Exercise brief: Every line of the listing below should be written out exactly, minus its pictures.
******
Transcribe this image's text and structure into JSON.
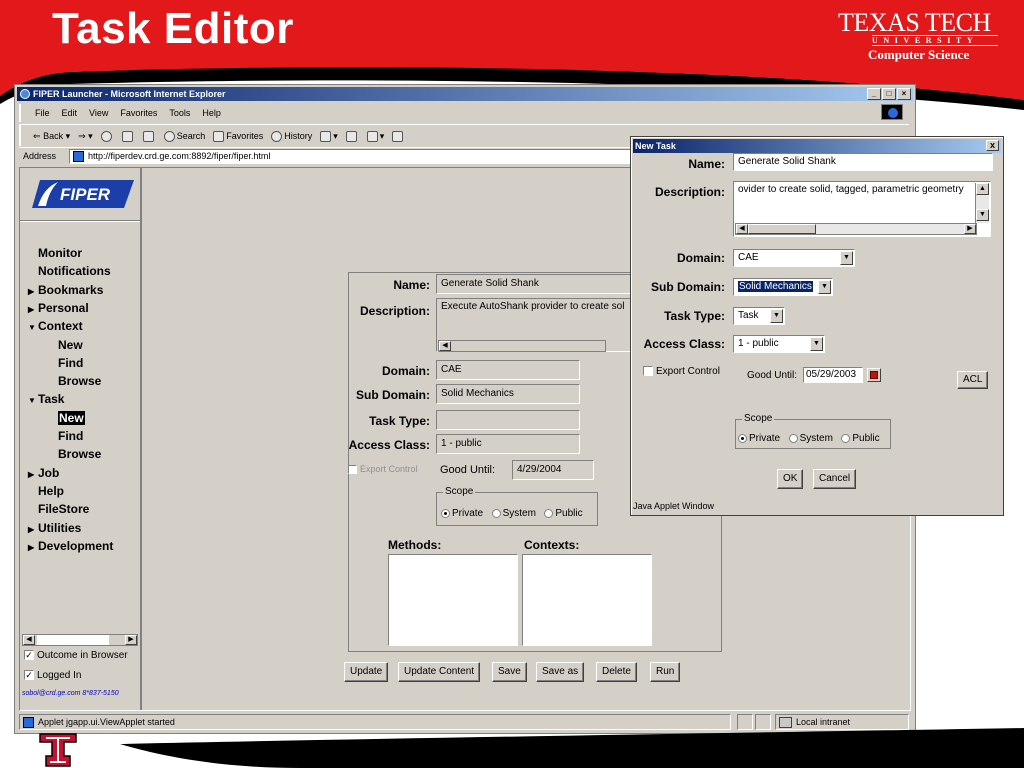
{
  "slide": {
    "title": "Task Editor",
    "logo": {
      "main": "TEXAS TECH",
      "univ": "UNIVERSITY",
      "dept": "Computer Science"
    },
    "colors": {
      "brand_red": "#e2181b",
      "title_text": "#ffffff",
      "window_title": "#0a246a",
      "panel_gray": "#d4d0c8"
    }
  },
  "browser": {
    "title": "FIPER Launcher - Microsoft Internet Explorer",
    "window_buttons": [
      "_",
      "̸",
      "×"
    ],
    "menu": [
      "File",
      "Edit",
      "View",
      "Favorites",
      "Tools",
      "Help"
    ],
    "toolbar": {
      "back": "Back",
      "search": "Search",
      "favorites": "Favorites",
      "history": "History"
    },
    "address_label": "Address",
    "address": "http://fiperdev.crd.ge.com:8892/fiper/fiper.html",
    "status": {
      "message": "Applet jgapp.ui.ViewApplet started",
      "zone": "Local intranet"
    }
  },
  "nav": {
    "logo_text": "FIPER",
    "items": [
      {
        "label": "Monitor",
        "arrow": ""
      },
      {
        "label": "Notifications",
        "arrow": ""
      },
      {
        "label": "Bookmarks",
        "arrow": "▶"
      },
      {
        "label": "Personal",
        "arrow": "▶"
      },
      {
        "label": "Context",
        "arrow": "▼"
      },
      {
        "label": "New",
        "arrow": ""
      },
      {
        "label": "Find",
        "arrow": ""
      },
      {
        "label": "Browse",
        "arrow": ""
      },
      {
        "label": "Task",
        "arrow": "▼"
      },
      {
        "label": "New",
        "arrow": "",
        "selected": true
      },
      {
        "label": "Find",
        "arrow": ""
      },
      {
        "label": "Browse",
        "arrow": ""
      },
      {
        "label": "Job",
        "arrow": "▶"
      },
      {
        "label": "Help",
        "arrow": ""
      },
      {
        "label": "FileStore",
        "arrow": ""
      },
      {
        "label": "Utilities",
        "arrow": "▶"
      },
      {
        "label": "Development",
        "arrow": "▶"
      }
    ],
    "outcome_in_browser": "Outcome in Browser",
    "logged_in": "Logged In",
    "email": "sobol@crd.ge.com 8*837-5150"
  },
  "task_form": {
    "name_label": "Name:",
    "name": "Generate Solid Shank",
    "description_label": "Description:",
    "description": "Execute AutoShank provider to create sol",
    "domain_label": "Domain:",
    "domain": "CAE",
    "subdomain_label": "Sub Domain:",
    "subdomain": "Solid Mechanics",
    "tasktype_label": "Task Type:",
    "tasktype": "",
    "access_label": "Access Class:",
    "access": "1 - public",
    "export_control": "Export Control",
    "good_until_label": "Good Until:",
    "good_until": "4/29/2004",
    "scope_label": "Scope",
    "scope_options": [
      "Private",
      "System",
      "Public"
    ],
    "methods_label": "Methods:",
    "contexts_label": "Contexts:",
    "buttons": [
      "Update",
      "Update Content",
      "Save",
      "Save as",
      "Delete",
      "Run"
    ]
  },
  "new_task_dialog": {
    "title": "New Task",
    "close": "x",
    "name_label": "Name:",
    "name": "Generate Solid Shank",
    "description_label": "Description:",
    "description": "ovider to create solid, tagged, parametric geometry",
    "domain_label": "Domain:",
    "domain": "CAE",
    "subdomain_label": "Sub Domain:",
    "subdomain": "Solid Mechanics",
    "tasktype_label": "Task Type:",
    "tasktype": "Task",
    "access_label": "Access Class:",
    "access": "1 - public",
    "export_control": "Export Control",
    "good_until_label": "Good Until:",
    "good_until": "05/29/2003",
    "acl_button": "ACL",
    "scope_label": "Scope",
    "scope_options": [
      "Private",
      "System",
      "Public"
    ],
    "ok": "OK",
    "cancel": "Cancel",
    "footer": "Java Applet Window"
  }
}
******
Response area:
Transcribe this image's text and structure into JSON.
{
  "slide": {
    "title": "Task Editor",
    "logo": {
      "main": "TEXAS TECH",
      "univ": "UNIVERSITY",
      "dept": "Computer Science"
    },
    "colors": {
      "brand_red": "#e2181b",
      "title_text": "#ffffff",
      "window_title": "#0a246a",
      "panel_gray": "#d4d0c8"
    }
  },
  "browser": {
    "title": "FIPER Launcher - Microsoft Internet Explorer",
    "window_buttons": [
      "_",
      "̸",
      "×"
    ],
    "menu": [
      "File",
      "Edit",
      "View",
      "Favorites",
      "Tools",
      "Help"
    ],
    "toolbar": {
      "back": "Back",
      "search": "Search",
      "favorites": "Favorites",
      "history": "History"
    },
    "address_label": "Address",
    "address": "http://fiperdev.crd.ge.com:8892/fiper/fiper.html",
    "status": {
      "message": "Applet jgapp.ui.ViewApplet started",
      "zone": "Local intranet"
    }
  },
  "nav": {
    "logo_text": "FIPER",
    "items": [
      {
        "label": "Monitor",
        "arrow": ""
      },
      {
        "label": "Notifications",
        "arrow": ""
      },
      {
        "label": "Bookmarks",
        "arrow": "▶"
      },
      {
        "label": "Personal",
        "arrow": "▶"
      },
      {
        "label": "Context",
        "arrow": "▼"
      },
      {
        "label": "New",
        "arrow": ""
      },
      {
        "label": "Find",
        "arrow": ""
      },
      {
        "label": "Browse",
        "arrow": ""
      },
      {
        "label": "Task",
        "arrow": "▼"
      },
      {
        "label": "New",
        "arrow": "",
        "selected": true
      },
      {
        "label": "Find",
        "arrow": ""
      },
      {
        "label": "Browse",
        "arrow": ""
      },
      {
        "label": "Job",
        "arrow": "▶"
      },
      {
        "label": "Help",
        "arrow": ""
      },
      {
        "label": "FileStore",
        "arrow": ""
      },
      {
        "label": "Utilities",
        "arrow": "▶"
      },
      {
        "label": "Development",
        "arrow": "▶"
      }
    ],
    "outcome_in_browser": "Outcome in Browser",
    "logged_in": "Logged In",
    "email": "sobol@crd.ge.com 8*837-5150"
  },
  "task_form": {
    "name_label": "Name:",
    "name": "Generate Solid Shank",
    "description_label": "Description:",
    "description": "Execute AutoShank provider to create sol",
    "domain_label": "Domain:",
    "domain": "CAE",
    "subdomain_label": "Sub Domain:",
    "subdomain": "Solid Mechanics",
    "tasktype_label": "Task Type:",
    "tasktype": "",
    "access_label": "Access Class:",
    "access": "1 - public",
    "export_control": "Export Control",
    "good_until_label": "Good Until:",
    "good_until": "4/29/2004",
    "scope_label": "Scope",
    "scope_options": [
      "Private",
      "System",
      "Public"
    ],
    "methods_label": "Methods:",
    "contexts_label": "Contexts:",
    "buttons": [
      "Update",
      "Update Content",
      "Save",
      "Save as",
      "Delete",
      "Run"
    ]
  },
  "new_task_dialog": {
    "title": "New Task",
    "close": "x",
    "name_label": "Name:",
    "name": "Generate Solid Shank",
    "description_label": "Description:",
    "description": "ovider to create solid, tagged, parametric geometry",
    "domain_label": "Domain:",
    "domain": "CAE",
    "subdomain_label": "Sub Domain:",
    "subdomain": "Solid Mechanics",
    "tasktype_label": "Task Type:",
    "tasktype": "Task",
    "access_label": "Access Class:",
    "access": "1 - public",
    "export_control": "Export Control",
    "good_until_label": "Good Until:",
    "good_until": "05/29/2003",
    "acl_button": "ACL",
    "scope_label": "Scope",
    "scope_options": [
      "Private",
      "System",
      "Public"
    ],
    "ok": "OK",
    "cancel": "Cancel",
    "footer": "Java Applet Window"
  }
}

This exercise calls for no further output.